■ **The task**: Write out every line below that contains "this".

■ **Supplied information**:
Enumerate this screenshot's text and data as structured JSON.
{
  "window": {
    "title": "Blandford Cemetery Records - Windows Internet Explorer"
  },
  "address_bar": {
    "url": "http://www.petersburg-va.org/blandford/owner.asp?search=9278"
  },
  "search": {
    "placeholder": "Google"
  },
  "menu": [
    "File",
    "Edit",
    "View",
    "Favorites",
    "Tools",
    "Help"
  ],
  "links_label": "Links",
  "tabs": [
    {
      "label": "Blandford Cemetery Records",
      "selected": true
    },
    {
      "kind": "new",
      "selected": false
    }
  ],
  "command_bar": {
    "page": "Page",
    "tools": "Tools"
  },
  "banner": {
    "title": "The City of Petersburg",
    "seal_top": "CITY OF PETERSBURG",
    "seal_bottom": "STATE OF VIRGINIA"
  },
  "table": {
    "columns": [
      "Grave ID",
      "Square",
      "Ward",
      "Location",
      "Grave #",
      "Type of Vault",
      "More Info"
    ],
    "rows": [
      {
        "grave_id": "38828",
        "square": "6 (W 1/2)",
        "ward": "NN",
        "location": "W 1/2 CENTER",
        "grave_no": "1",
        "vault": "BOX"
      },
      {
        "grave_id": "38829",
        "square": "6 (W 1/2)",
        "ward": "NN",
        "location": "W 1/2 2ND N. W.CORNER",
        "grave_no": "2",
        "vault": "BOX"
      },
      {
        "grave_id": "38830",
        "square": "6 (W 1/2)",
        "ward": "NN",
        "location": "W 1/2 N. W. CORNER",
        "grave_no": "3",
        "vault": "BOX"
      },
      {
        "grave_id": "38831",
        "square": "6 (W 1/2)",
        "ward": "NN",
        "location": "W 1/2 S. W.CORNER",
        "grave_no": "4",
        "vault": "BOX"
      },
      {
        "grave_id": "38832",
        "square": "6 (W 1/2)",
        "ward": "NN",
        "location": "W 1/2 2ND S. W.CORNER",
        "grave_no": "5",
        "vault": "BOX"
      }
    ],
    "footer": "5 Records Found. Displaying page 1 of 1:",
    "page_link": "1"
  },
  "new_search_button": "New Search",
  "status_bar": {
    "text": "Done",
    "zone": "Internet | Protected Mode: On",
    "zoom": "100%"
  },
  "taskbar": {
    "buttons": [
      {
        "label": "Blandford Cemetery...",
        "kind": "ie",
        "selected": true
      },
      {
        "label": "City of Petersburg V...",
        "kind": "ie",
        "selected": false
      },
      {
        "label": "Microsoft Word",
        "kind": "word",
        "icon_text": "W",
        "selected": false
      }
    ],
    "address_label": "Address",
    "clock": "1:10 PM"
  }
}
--
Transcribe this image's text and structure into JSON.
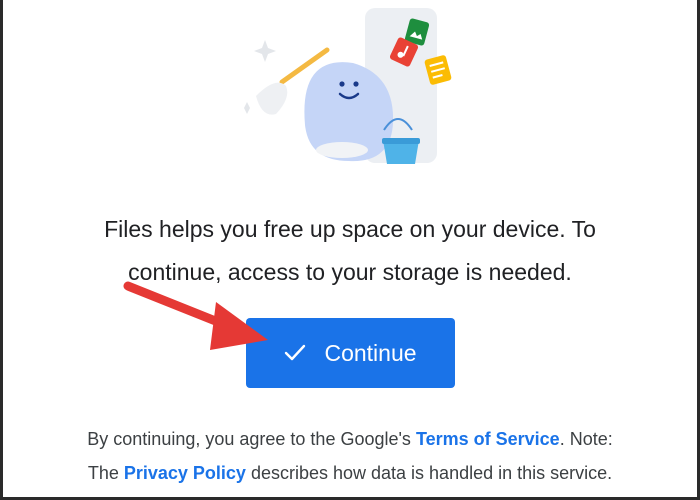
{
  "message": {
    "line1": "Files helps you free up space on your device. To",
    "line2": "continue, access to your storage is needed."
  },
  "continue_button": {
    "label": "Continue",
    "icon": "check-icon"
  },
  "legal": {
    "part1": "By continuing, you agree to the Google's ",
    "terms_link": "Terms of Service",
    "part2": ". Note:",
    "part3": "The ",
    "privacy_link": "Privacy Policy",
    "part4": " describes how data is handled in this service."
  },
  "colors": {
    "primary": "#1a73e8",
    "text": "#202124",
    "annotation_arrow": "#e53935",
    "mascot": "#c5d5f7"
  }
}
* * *
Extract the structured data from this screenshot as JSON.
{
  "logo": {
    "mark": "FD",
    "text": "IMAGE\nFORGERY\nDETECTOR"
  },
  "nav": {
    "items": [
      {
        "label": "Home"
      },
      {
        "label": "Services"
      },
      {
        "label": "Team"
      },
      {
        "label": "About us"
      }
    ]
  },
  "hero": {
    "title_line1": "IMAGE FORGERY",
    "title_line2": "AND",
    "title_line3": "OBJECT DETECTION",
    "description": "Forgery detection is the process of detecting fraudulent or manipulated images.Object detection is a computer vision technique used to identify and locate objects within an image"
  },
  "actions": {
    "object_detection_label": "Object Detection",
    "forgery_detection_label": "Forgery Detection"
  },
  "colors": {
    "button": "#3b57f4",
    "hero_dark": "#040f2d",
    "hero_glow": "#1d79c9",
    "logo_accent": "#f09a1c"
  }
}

■ **Task solution**:
Enumerate this screenshot's text and data as structured JSON.
Transcribe this image's text and structure into JSON.
    "part4": " describes how data is handled in this service."
Extract the structured data from this screenshot as JSON.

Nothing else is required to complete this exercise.